Records from a data source
--------------------

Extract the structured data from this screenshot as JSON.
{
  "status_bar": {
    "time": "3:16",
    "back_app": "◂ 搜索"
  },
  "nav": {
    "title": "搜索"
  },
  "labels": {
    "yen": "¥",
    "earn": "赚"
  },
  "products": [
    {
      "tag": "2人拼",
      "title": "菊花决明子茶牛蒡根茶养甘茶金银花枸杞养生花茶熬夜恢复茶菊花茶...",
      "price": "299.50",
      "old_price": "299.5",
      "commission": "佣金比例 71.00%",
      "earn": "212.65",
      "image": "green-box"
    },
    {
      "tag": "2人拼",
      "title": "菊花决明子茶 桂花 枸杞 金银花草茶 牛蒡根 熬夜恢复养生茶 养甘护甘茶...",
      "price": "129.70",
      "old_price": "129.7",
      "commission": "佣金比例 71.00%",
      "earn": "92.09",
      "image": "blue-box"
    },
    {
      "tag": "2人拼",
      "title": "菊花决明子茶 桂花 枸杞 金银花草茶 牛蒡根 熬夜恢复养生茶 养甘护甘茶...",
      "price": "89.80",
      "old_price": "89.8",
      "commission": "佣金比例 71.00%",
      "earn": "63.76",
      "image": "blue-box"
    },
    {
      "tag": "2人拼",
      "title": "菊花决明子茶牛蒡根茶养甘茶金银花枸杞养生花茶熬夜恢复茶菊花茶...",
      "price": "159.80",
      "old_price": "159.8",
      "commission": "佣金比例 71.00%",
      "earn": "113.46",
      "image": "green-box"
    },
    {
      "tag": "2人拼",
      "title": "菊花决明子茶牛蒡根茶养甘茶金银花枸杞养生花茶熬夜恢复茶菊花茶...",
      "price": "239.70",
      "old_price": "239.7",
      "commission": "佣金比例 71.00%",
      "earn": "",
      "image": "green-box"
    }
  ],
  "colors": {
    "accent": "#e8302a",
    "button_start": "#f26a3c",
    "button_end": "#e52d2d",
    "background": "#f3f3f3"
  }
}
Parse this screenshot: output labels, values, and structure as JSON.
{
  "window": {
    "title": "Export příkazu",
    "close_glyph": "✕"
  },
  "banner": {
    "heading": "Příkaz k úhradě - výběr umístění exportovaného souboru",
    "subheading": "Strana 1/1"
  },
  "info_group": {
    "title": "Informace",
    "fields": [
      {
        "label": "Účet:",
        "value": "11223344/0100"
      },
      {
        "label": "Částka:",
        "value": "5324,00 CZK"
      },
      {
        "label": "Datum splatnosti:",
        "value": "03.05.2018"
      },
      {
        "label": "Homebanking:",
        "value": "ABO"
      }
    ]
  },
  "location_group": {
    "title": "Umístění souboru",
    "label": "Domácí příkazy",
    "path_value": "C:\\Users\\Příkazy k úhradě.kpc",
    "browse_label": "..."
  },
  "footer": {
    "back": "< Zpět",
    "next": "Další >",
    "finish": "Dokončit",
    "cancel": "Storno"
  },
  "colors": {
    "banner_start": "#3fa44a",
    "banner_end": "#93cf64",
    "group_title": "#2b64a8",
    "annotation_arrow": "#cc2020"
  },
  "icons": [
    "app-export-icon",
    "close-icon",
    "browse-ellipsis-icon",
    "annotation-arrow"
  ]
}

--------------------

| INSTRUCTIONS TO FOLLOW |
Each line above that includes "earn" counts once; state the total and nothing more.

| SOLUTION BELOW |
6